Moreover, the Civic’s reputation for reliability and higher resale value presented a significant challenge to Mitsubishi’s offering, compelling buyers to scrutinize their choices closely.
I’ve also looked into various reviews and auto enthusiast forums to gauge broader impressions of the 2003 Mitsubishi Eclipse and its market performance. The consensus points to its appealing aesthetics and the robust 3.0L V6 engine option, which enthusiasts affirm delivers a gratifying thrust.
However, scrutiny of long-term reliability data reflects a mixed bag, with some units exhibiting electrical gremlins and automatic transmission woes.

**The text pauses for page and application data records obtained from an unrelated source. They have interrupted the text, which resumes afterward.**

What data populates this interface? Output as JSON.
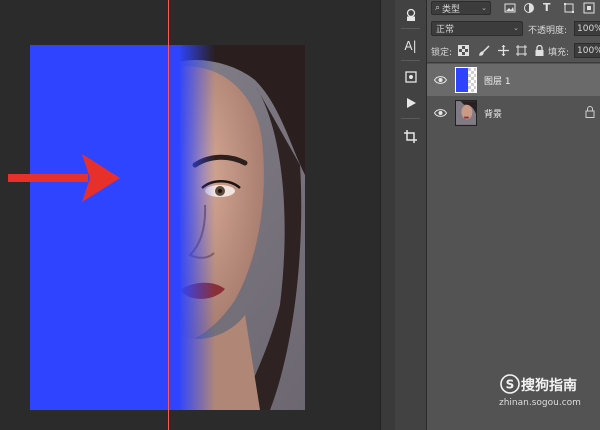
{
  "layers_panel": {
    "filter": {
      "kind_label": "类型",
      "icons": [
        "image-filter-icon",
        "adjustment-filter-icon",
        "type-filter-icon",
        "shape-filter-icon",
        "smart-object-filter-icon"
      ]
    },
    "blend_mode": "正常",
    "opacity_label": "不透明度:",
    "opacity_value": "100%",
    "lock_label": "锁定:",
    "lock_icons": [
      "lock-transparent-icon",
      "lock-image-icon",
      "lock-position-icon",
      "lock-artboard-icon",
      "lock-all-icon"
    ],
    "fill_label": "填充:",
    "fill_value": "100%",
    "layers": [
      {
        "name": "图层 1",
        "selected": true,
        "thumb_color": "#2e44ff"
      },
      {
        "name": "背景",
        "selected": false,
        "locked": true
      }
    ]
  },
  "toolbar": {
    "tools": [
      "3d-icon",
      "character-panel-icon",
      "cube-icon",
      "play-icon",
      "crop-icon"
    ],
    "character_label": "A|"
  },
  "canvas": {
    "fill_color": "#2e44ff",
    "arrow_color": "#e8302a",
    "guide_color": "#ff5a5a"
  },
  "watermark": {
    "title": "搜狗指南",
    "url": "zhinan.sogou.com"
  }
}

Aficionados frequently discuss aftermarket tunability, particularly noting that the 4G64 engine in the GS trim offers a solid foundation for performance upgrades.
It’s clear that the Eclipse carved a niche among tuner culture, which appreciates the blend of style, performance, and the potential for customization, solidifying its status in the sport compact segment.
Frequently Asked Questions
How Does the 2003 Mitsubishi Eclipse Perform in Terms of Fuel Efficiency Compared to Other Cars in Its Class?
I’ve analyzed its fuel efficiency and found it slightly lags behind contemporaries. The Eclipse averages around 20-30 mpg, decent but not best-in-class, emphasizing performance over economy in its segment.
Are There Any Special Edition Models or Packages Available for the 2003 Eclipse That Offer Unique Styling or Enhanced Performance?
Yes, the 2003 Eclipse offers the GTS trim, which includes a more powerful engine and unique styling cues, such as a sportier front fascia and a rear spoiler, enhancing both aesthetics and aerodynamics.
Can the 2003 Mitsubishi Eclipse Accommodate Child Safety Seats Easily, and What Are the Specific Considerations for Families?
I’ve found the 2003 Eclipse’s ability to accommodate child safety seats fairly standard; it’s equipped with LATCH systems but space is tight. Families should note the coupe design limits ease of access for installation.
What Are the Insurance Cost Estimates for a 2003 Mitsubishi Eclipse, and How Does Its Safety Rating Impact These Costs?
I’ve researched that insurance costs for a 2003 Mitsubishi Eclipse can vary, with safety ratings significantly impacting premiums. A higher rating generally leads to lower costs, reflecting the vehicle’s risk profile to insurers.
How Does the 2003 Eclipse Handle in Adverse Weather Conditions Such as Snow and Heavy Rain, Given Its Sports Car Orientation?
I’ve found the 2003 Eclipse to struggle in snow and heavy rain, due to its front-wheel-drive layout and sporty suspension, which compromise its handling and traction in those challenging weather conditions.
Thomas Strickler is not merely the CEO of Viventocars.com; he stands as a devoted car enthusiast, a visionary leader, and a driving force within the automotive community. With an unwavering passion for cars and a wealth of experience, Thomas’s influence extends far beyond the typical executive role. His journey in the automotive world mirrors a remarkable dedication to the craft, akin to a seasoned woodworker perfecting their art.